This year, before the 21st Asean Summit in Phnom Penh, the 1st Asean Grassroots People's Assembly (AGPA) was held to focus on the negative affects of economic development and other related issues such as labour rights, democracy and food security. Unfortunately the AGPA meeting and the Asean Civil Society Conference/Asean Peoples' Forum (ACSC/APF) were interrupted by the authorities. Civil society organisations and activists were warned not to discuss these issues or organise activities centred around them. Regardless of that, they managed to rearrange and continue their meetings.
 
For several years, Asean has boasted about transforming Southeast Asia from a simple FTA grouping to a more sophisticated economic community by 2015. Several regional projects have been launched to improve trade and labour flows, such as tariff elimination, Asean "connectivity", the "Asean Single Window", the Asean visa and the Asean Mutual Recognition Agreement (MRA).
 
However, Asean has yet to tackle the problem of economic injustice, which is the most apparent problem that will impede Asean integration. So far has this issue has not been seriously recognised by Asean leaders.
 
If Asean wants to build a regional economic community, it cannot afford to ignore the transnational effects of economic development, including environmental degradation, land grabbing and violations of human rights and community rights.
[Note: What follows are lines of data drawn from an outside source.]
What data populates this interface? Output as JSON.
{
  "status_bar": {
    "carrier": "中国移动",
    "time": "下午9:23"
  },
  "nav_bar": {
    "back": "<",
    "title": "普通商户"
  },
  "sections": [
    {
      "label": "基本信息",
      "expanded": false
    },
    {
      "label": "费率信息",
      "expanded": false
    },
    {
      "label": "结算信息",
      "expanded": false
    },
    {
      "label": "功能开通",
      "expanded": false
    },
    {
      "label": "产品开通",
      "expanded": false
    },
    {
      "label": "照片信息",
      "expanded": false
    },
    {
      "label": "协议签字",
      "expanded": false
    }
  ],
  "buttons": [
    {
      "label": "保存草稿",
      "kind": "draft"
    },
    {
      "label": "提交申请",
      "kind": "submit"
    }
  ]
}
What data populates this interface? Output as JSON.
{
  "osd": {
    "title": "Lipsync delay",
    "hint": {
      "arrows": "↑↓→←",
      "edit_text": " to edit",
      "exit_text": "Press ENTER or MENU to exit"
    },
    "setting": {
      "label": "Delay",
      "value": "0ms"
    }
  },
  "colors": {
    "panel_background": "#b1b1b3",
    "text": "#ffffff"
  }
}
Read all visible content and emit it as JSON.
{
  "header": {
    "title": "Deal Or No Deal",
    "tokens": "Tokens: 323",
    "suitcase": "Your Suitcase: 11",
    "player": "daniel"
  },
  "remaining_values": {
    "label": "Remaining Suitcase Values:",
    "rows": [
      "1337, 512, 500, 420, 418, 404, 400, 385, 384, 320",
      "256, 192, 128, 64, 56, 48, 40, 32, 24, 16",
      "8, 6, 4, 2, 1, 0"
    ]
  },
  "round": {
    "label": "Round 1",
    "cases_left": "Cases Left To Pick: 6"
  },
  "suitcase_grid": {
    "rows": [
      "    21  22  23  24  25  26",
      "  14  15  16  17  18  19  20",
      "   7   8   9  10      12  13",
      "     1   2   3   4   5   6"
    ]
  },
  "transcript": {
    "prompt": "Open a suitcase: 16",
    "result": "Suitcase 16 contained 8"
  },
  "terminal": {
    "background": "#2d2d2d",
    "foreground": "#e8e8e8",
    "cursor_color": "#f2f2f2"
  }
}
It cannot afford to ignore the grassroots people, because they are the backbone of the Asean economy.
 
Without addressing and solving these issues of economic injustice, it is impossible for Asean to be acknowledged as a people-oriented organisation, or for it to accomplish its goal of becoming a regional economic community.
 
Sarinna Areethamsirikul is a Siam Intelligence columnist and independent researcher based in the United States.